- Action item -
Set down every record once more, exactly as given.

- Material for this exercise -

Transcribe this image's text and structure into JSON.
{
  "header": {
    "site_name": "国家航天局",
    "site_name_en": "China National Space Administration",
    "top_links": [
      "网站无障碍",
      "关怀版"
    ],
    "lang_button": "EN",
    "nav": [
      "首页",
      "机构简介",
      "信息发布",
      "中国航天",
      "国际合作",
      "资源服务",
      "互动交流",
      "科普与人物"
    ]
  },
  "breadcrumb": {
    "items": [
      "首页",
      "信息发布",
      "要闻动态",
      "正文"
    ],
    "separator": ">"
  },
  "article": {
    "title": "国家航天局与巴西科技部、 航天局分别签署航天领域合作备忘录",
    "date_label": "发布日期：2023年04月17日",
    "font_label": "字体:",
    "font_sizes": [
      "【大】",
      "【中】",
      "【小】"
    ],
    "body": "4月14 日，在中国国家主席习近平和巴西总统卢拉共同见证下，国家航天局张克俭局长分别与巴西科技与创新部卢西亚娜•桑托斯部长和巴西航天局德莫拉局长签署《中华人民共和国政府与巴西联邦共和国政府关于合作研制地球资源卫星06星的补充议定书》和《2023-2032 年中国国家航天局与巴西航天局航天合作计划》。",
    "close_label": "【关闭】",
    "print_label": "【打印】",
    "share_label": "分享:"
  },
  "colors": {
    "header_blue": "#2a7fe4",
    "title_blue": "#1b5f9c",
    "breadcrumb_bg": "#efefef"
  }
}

- Solution to this exercise -
Transcribe this image's text and structure into JSON.
{
  "header": {
    "site_name": "国家航天局",
    "site_name_en": "China National Space Administration",
    "top_links": [
      "网站无障碍",
      "关怀版"
    ],
    "lang_button": "EN",
    "nav": [
      "首页",
      "机构简介",
      "信息发布",
      "中国航天",
      "国际合作",
      "资源服务",
      "互动交流",
      "科普与人物"
    ]
  },
  "breadcrumb": {
    "items": [
      "首页",
      "信息发布",
      "要闻动态",
      "正文"
    ],
    "separator": ">"
  },
  "article": {
    "title": "国家航天局与巴西科技部、 航天局分别签署航天领域合作备忘录",
    "date_label": "发布日期：2023年04月17日",
    "font_label": "字体:",
    "font_sizes": [
      "【大】",
      "【中】",
      "【小】"
    ],
    "body": "4月14 日，在中国国家主席习近平和巴西总统卢拉共同见证下，国家航天局张克俭局长分别与巴西科技与创新部卢西亚娜•桑托斯部长和巴西航天局德莫拉局长签署《中华人民共和国政府与巴西联邦共和国政府关于合作研制地球资源卫星06星的补充议定书》和《2023-2032 年中国国家航天局与巴西航天局航天合作计划》。",
    "close_label": "【关闭】",
    "print_label": "【打印】",
    "share_label": "分享:"
  },
  "colors": {
    "header_blue": "#2a7fe4",
    "title_blue": "#1b5f9c",
    "breadcrumb_bg": "#efefef"
  }
}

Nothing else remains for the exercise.